From Amanda’s article in the New York Enterprise Report.
Sure, you can make 25 cold calls an hour, but how often do you reach the decision maker? Three times? Four times? The toughest part of cold calling isn’t making the sales pitch – it is actually getting the opportunity to talk to the decision maker so that you can make that sales pitch. So how do we as salespeople increase our ratios of dials to decision maker conversations?
Most decision makers, particularly in larger businesses, are protected by one or even two layers of screeners- a receptionist and an executive assistant. Since they are the gatekeepers for the person you need to talk to, it is important that you gain them as allies. In fact, winning over the executive assistant can actually turn that cold call into a warm call when you finally do reach the right person. The gatekeeper often keeps the pulse of the organization, and is a good information resource.
It takes persistence and assertiveness to the reach the decision maker, but being assertive doesn’t mean being impolite. Remember, that receptionist is just doing her job of protecting the boss from unnecessary interruptions. Make her see that you are necessary.
When calling a company for the first time, don’t waste time trying to reach the wrong person. Make sure that you verify who you need to speak to. To qualify the call when you are unsure of the decision maker, ask the receptionist for the person you want by title first. “I’d like to speak to the vice president of sales. Is that Sue Smith?” If you ask for Sue Smith first, you may be transferred to her so quickly you don’t have a chance to ask if she is the person in the position that you need. Try “before you transfer me, can you tell me such and such…” That will interrupt the receptionist’s usual pattern of transfer and answer your questions.
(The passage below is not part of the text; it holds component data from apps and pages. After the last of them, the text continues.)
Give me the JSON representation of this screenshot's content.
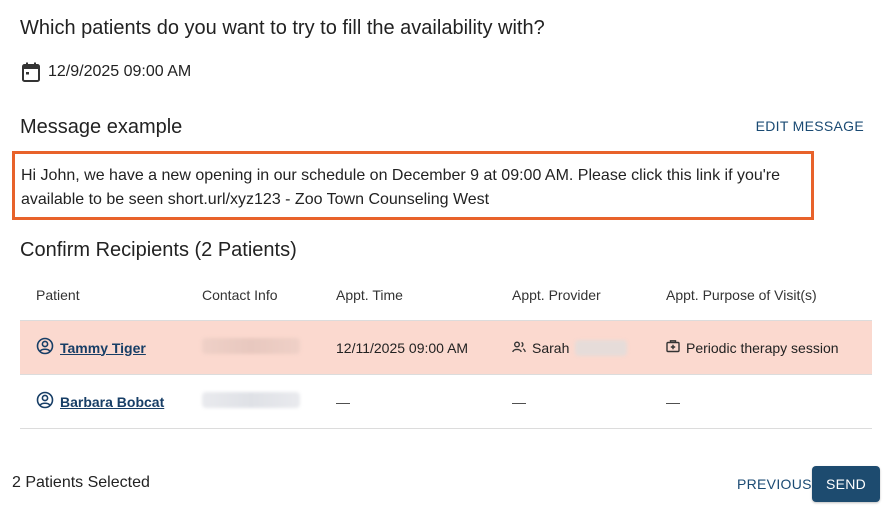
{
  "header": {
    "question": "Which patients do you want to try to fill the availability with?",
    "datetime": "12/9/2025 09:00 AM",
    "datetime_icon": "calendar-icon"
  },
  "message": {
    "title": "Message example",
    "edit_label": "EDIT MESSAGE",
    "text": "Hi John, we have a new opening in our schedule on December 9 at 09:00 AM. Please click this link if you're available to be seen short.url/xyz123 - Zoo Town Counseling West",
    "highlight_color": "#e8622a"
  },
  "recipients": {
    "title": "Confirm Recipients (2 Patients)",
    "columns": [
      "Patient",
      "Contact Info",
      "Appt. Time",
      "Appt. Provider",
      "Appt. Purpose of Visit(s)"
    ],
    "rows": [
      {
        "patient": "Tammy Tiger",
        "contact": "",
        "appt_time": "12/11/2025 09:00 AM",
        "provider": "Sarah",
        "purpose": "Periodic therapy session",
        "selected": true
      },
      {
        "patient": "Barbara Bobcat",
        "contact": "",
        "appt_time": "—",
        "provider": "—",
        "purpose": "—",
        "selected": false
      }
    ]
  },
  "footer": {
    "selected_count": "2 Patients Selected",
    "previous_label": "PREVIOUS",
    "send_label": "SEND"
  },
  "colors": {
    "selected_row": "#fbd9cf",
    "primary_button": "#1d4b6f",
    "link": "#173e66"
  }
}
Find out the receptionist’s name. It is one of the quickest ways to build rapport. A receptionist is so often unnoticed and ignored that taking the time to learn her name, and using it, will give you a leg up, especially on that next call. Get the extension of your prospect as well.
Since it often takes several dials to reach the decision maker, take the opportunity to ask questions of screeners and colleagues. Questions might revolve around the prospect’s staff size if that is relevant, whether the company uses your service and what that situation looks like and other questions that non-decision makers can answer. Knowing all you can about the company will help you make a better pitch when you do reach the decision maker.
Remember, reaching the decision maker may take time, but in the end, will earn the appointments that will win the contracts!